Source data:
^^^^
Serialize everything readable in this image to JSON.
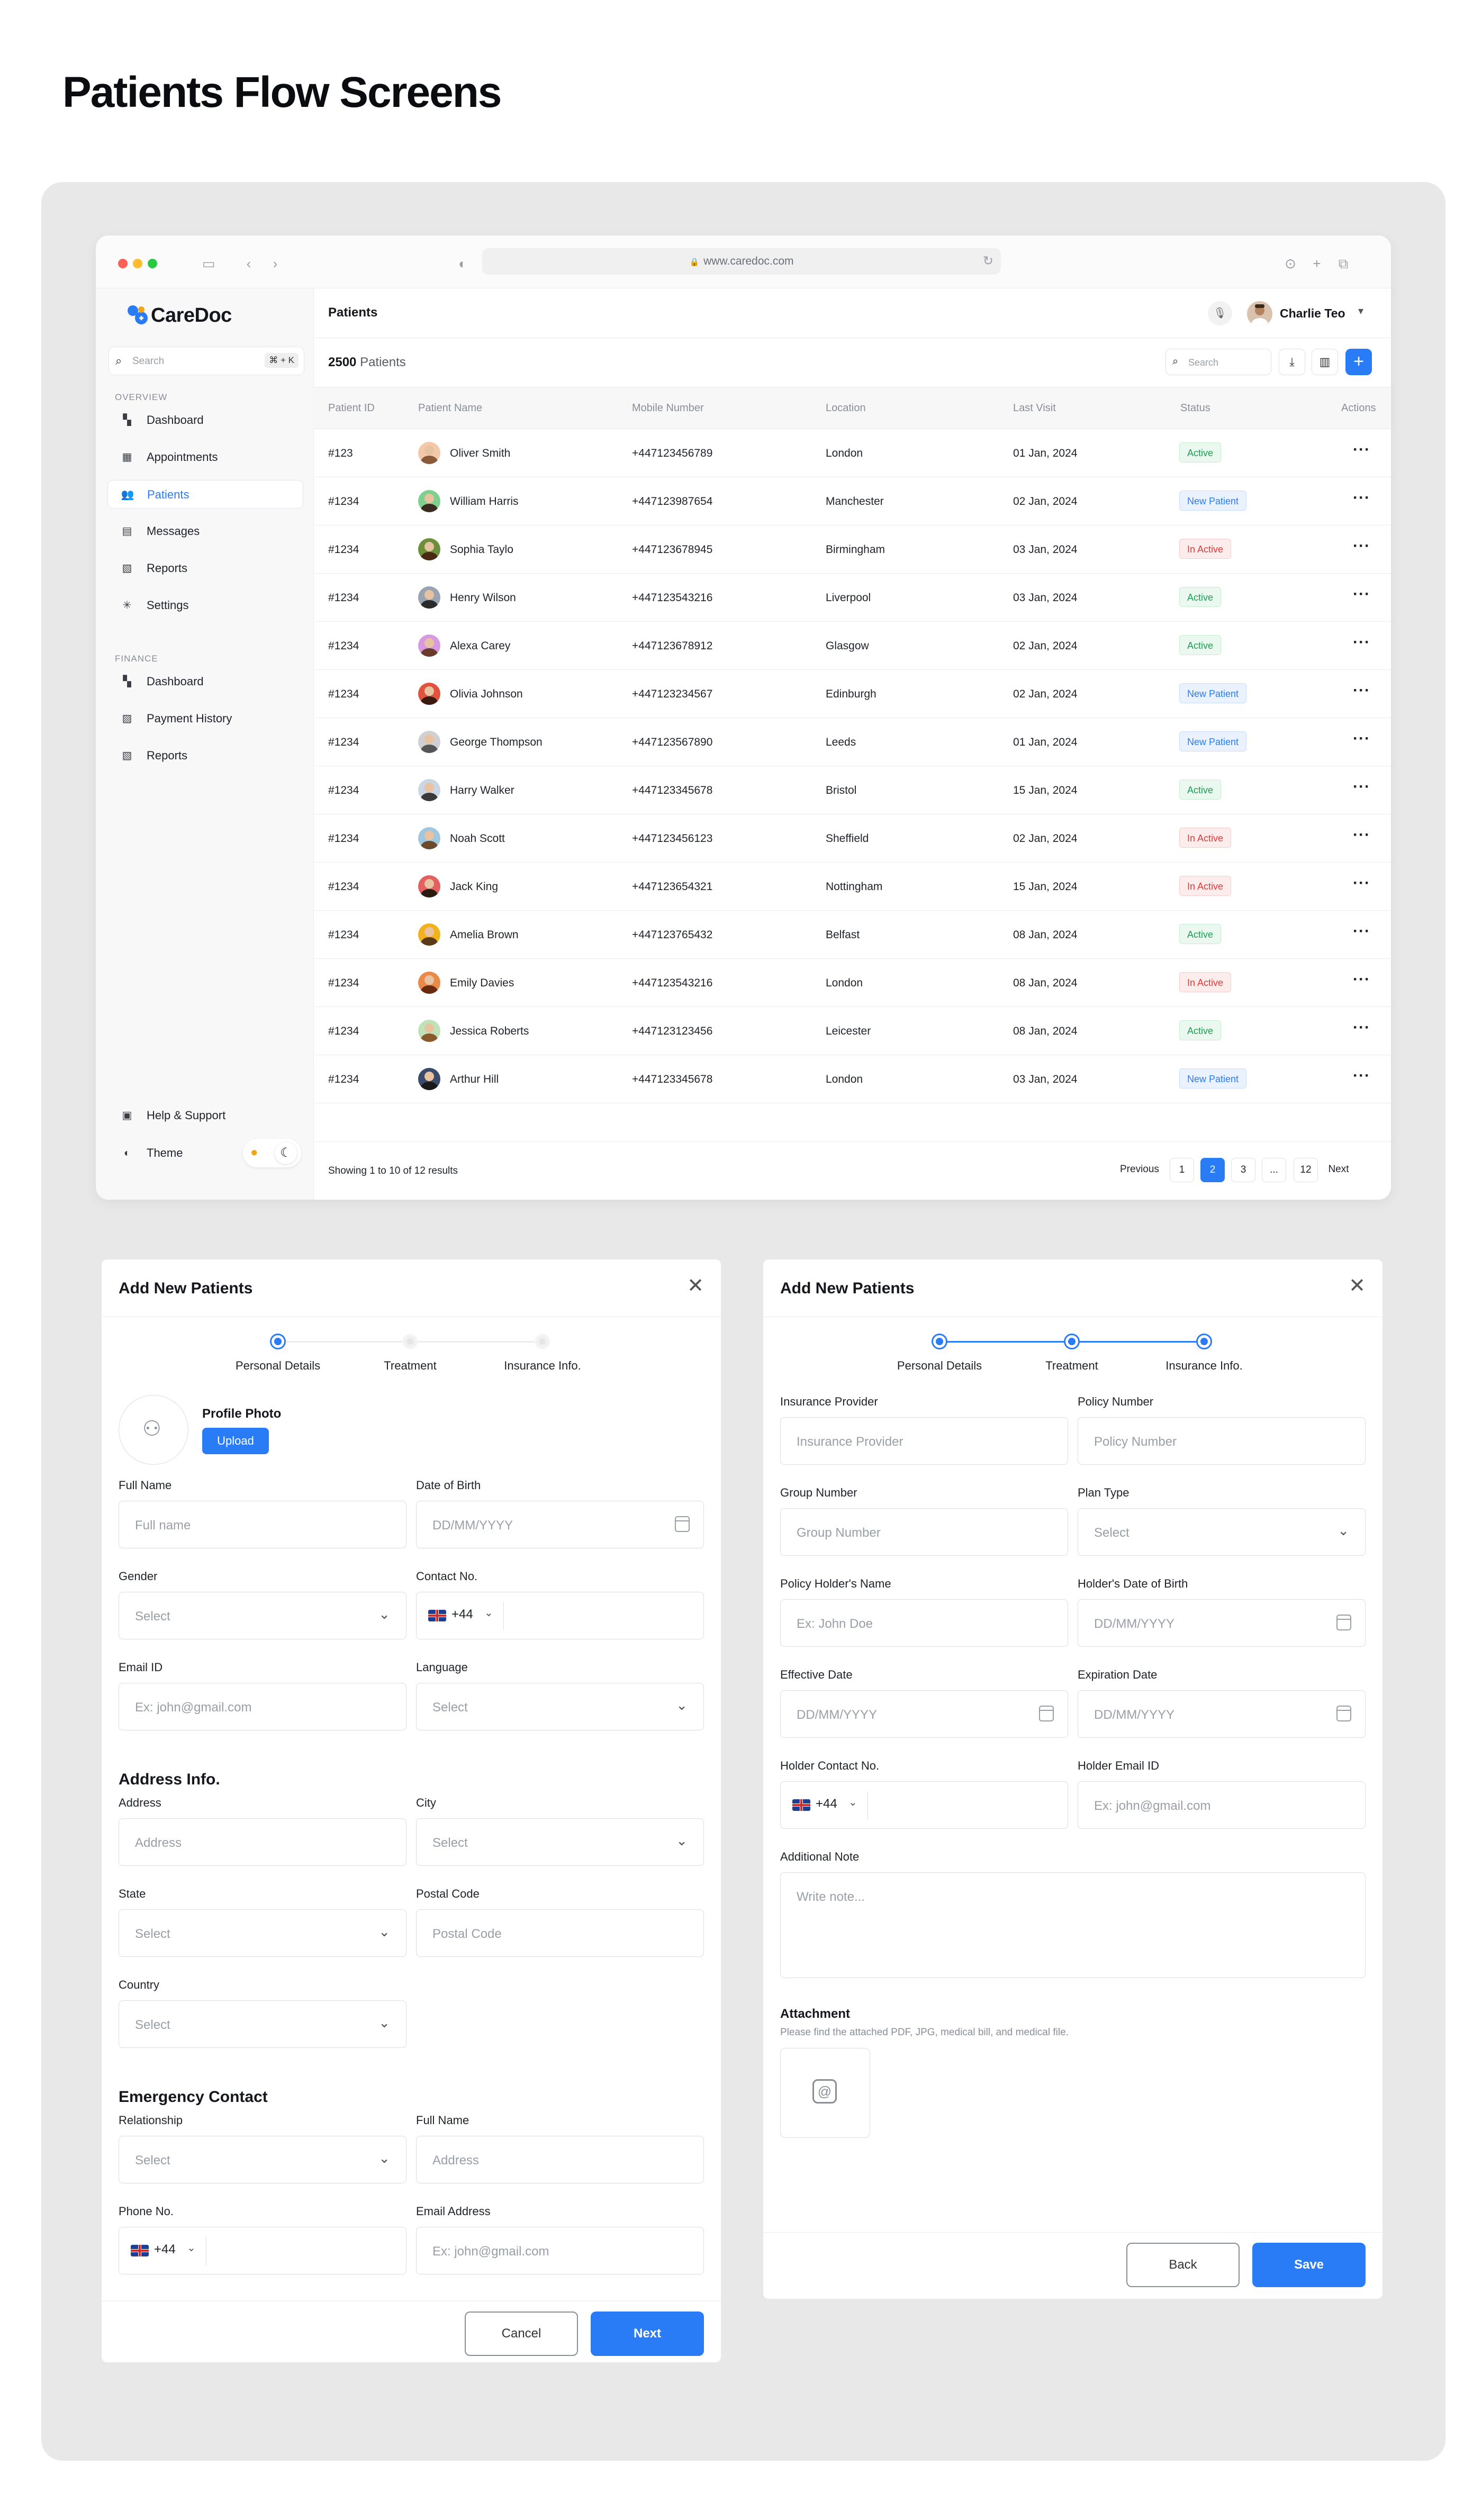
{
  "page_title": "Patients Flow Screens",
  "browser": {
    "url": "www.caredoc.com"
  },
  "sidebar": {
    "brand": "CareDoc",
    "search_placeholder": "Search",
    "search_shortcut": "⌘ + K",
    "overview_label": "OVERVIEW",
    "overview_items": [
      {
        "label": "Dashboard",
        "icon": "dashboard-icon"
      },
      {
        "label": "Appointments",
        "icon": "calendar-icon"
      },
      {
        "label": "Patients",
        "icon": "users-icon",
        "active": true
      },
      {
        "label": "Messages",
        "icon": "message-icon"
      },
      {
        "label": "Reports",
        "icon": "report-icon"
      },
      {
        "label": "Settings",
        "icon": "gear-icon"
      }
    ],
    "finance_label": "FINANCE",
    "finance_items": [
      {
        "label": "Dashboard",
        "icon": "dashboard-icon"
      },
      {
        "label": "Payment History",
        "icon": "payment-icon"
      },
      {
        "label": "Reports",
        "icon": "report-icon"
      }
    ],
    "help_label": "Help & Support",
    "theme_label": "Theme"
  },
  "header": {
    "title": "Patients",
    "user_name": "Charlie Teo"
  },
  "toolbar": {
    "count": "2500",
    "count_label": "Patients",
    "search_placeholder": "Search"
  },
  "table": {
    "columns": [
      "Patient ID",
      "Patient Name",
      "Mobile Number",
      "Location",
      "Last Visit",
      "Status",
      "Actions"
    ],
    "rows": [
      {
        "id": "#123",
        "name": "Oliver Smith",
        "mobile": "+447123456789",
        "location": "London",
        "last_visit": "01 Jan, 2024",
        "status": "Active",
        "avatar_bg": "#f3c9a9",
        "avatar_hair": "#8a5a3a"
      },
      {
        "id": "#1234",
        "name": "William Harris",
        "mobile": "+447123987654",
        "location": "Manchester",
        "last_visit": "02 Jan, 2024",
        "status": "New Patient",
        "avatar_bg": "#7fd08f",
        "avatar_hair": "#3a2a20"
      },
      {
        "id": "#1234",
        "name": "Sophia Taylo",
        "mobile": "+447123678945",
        "location": "Birmingham",
        "last_visit": "03 Jan, 2024",
        "status": "In Active",
        "avatar_bg": "#6b8f3a",
        "avatar_hair": "#4a2a15"
      },
      {
        "id": "#1234",
        "name": "Henry Wilson",
        "mobile": "+447123543216",
        "location": "Liverpool",
        "last_visit": "03 Jan, 2024",
        "status": "Active",
        "avatar_bg": "#9aa3b0",
        "avatar_hair": "#2a2a2a"
      },
      {
        "id": "#1234",
        "name": "Alexa Carey",
        "mobile": "+447123678912",
        "location": "Glasgow",
        "last_visit": "02 Jan, 2024",
        "status": "Active",
        "avatar_bg": "#d79ae0",
        "avatar_hair": "#6a3a2a"
      },
      {
        "id": "#1234",
        "name": "Olivia Johnson",
        "mobile": "+447123234567",
        "location": "Edinburgh",
        "last_visit": "02 Jan, 2024",
        "status": "New Patient",
        "avatar_bg": "#e0543f",
        "avatar_hair": "#3a1a10"
      },
      {
        "id": "#1234",
        "name": "George Thompson",
        "mobile": "+447123567890",
        "location": "Leeds",
        "last_visit": "01 Jan, 2024",
        "status": "New Patient",
        "avatar_bg": "#d0d0d4",
        "avatar_hair": "#555555"
      },
      {
        "id": "#1234",
        "name": "Harry Walker",
        "mobile": "+447123345678",
        "location": "Bristol",
        "last_visit": "15 Jan, 2024",
        "status": "Active",
        "avatar_bg": "#c9d6e4",
        "avatar_hair": "#3a3a3a"
      },
      {
        "id": "#1234",
        "name": "Noah Scott",
        "mobile": "+447123456123",
        "location": "Sheffield",
        "last_visit": "02 Jan, 2024",
        "status": "In Active",
        "avatar_bg": "#9fc7e0",
        "avatar_hair": "#6a4a2a"
      },
      {
        "id": "#1234",
        "name": "Jack King",
        "mobile": "+447123654321",
        "location": "Nottingham",
        "last_visit": "15 Jan, 2024",
        "status": "In Active",
        "avatar_bg": "#e46060",
        "avatar_hair": "#2a1a10"
      },
      {
        "id": "#1234",
        "name": "Amelia Brown",
        "mobile": "+447123765432",
        "location": "Belfast",
        "last_visit": "08 Jan, 2024",
        "status": "Active",
        "avatar_bg": "#f2b21e",
        "avatar_hair": "#5a3a1a"
      },
      {
        "id": "#1234",
        "name": "Emily Davies",
        "mobile": "+447123543216",
        "location": "London",
        "last_visit": "08 Jan, 2024",
        "status": "In Active",
        "avatar_bg": "#e9894a",
        "avatar_hair": "#6a2a10"
      },
      {
        "id": "#1234",
        "name": "Jessica Roberts",
        "mobile": "+447123123456",
        "location": "Leicester",
        "last_visit": "08 Jan, 2024",
        "status": "Active",
        "avatar_bg": "#bfe3b8",
        "avatar_hair": "#8a5a2a"
      },
      {
        "id": "#1234",
        "name": "Arthur Hill",
        "mobile": "+447123345678",
        "location": "London",
        "last_visit": "03 Jan, 2024",
        "status": "New Patient",
        "avatar_bg": "#3a4a6a",
        "avatar_hair": "#1a1a1a"
      }
    ]
  },
  "pagination": {
    "results_text": "Showing 1 to 10 of 12 results",
    "previous": "Previous",
    "next": "Next",
    "pages": [
      "1",
      "2",
      "3",
      "...",
      "12"
    ],
    "current": "2"
  },
  "modal_personal": {
    "title": "Add New Patients",
    "steps": [
      "Personal Details",
      "Treatment",
      "Insurance Info."
    ],
    "profile_photo_label": "Profile Photo",
    "upload_label": "Upload",
    "fields": {
      "full_name": {
        "label": "Full Name",
        "placeholder": "Full name"
      },
      "dob": {
        "label": "Date of Birth",
        "placeholder": "DD/MM/YYYY"
      },
      "gender": {
        "label": "Gender",
        "placeholder": "Select"
      },
      "contact": {
        "label": "Contact No.",
        "code": "+44"
      },
      "email": {
        "label": "Email ID",
        "placeholder": "Ex: john@gmail.com"
      },
      "language": {
        "label": "Language",
        "placeholder": "Select"
      }
    },
    "address_heading": "Address Info.",
    "address": {
      "address": {
        "label": "Address",
        "placeholder": "Address"
      },
      "city": {
        "label": "City",
        "placeholder": "Select"
      },
      "state": {
        "label": "State",
        "placeholder": "Select"
      },
      "postal": {
        "label": "Postal Code",
        "placeholder": "Postal Code"
      },
      "country": {
        "label": "Country",
        "placeholder": "Select"
      }
    },
    "emergency_heading": "Emergency Contact",
    "emergency": {
      "relationship": {
        "label": "Relationship",
        "placeholder": "Select"
      },
      "full_name": {
        "label": "Full Name",
        "placeholder": "Address"
      },
      "phone": {
        "label": "Phone No.",
        "code": "+44"
      },
      "email": {
        "label": "Email Address",
        "placeholder": "Ex: john@gmail.com"
      }
    },
    "cancel_label": "Cancel",
    "next_label": "Next"
  },
  "modal_insurance": {
    "title": "Add New Patients",
    "steps": [
      "Personal Details",
      "Treatment",
      "Insurance Info."
    ],
    "fields": {
      "provider": {
        "label": "Insurance Provider",
        "placeholder": "Insurance Provider"
      },
      "policy": {
        "label": "Policy Number",
        "placeholder": "Policy Number"
      },
      "group": {
        "label": "Group Number",
        "placeholder": "Group Number"
      },
      "plan": {
        "label": "Plan Type",
        "placeholder": "Select"
      },
      "holder_name": {
        "label": "Policy Holder's Name",
        "placeholder": "Ex: John Doe"
      },
      "holder_dob": {
        "label": "Holder's Date of Birth",
        "placeholder": "DD/MM/YYYY"
      },
      "effective": {
        "label": "Effective Date",
        "placeholder": "DD/MM/YYYY"
      },
      "expiration": {
        "label": "Expiration Date",
        "placeholder": "DD/MM/YYYY"
      },
      "holder_contact": {
        "label": "Holder Contact No.",
        "code": "+44"
      },
      "holder_email": {
        "label": "Holder Email ID",
        "placeholder": "Ex: john@gmail.com"
      },
      "note": {
        "label": "Additional Note",
        "placeholder": "Write note..."
      }
    },
    "attachment_title": "Attachment",
    "attachment_note": "Please find the attached PDF, JPG, medical bill, and medical file.",
    "back_label": "Back",
    "save_label": "Save"
  },
  "colors": {
    "accent": "#2a7cf6",
    "active": "#1f9d55",
    "new": "#2a7cf6",
    "inactive": "#e03a3a"
  }
}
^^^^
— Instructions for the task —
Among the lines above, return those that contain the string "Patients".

— Problem solution —
  "page_title": "Patients Flow Screens",
        "label": "Patients",
    "title": "Patients",
    "count_label": "Patients",
    "title": "Add New Patients",
    "title": "Add New Patients",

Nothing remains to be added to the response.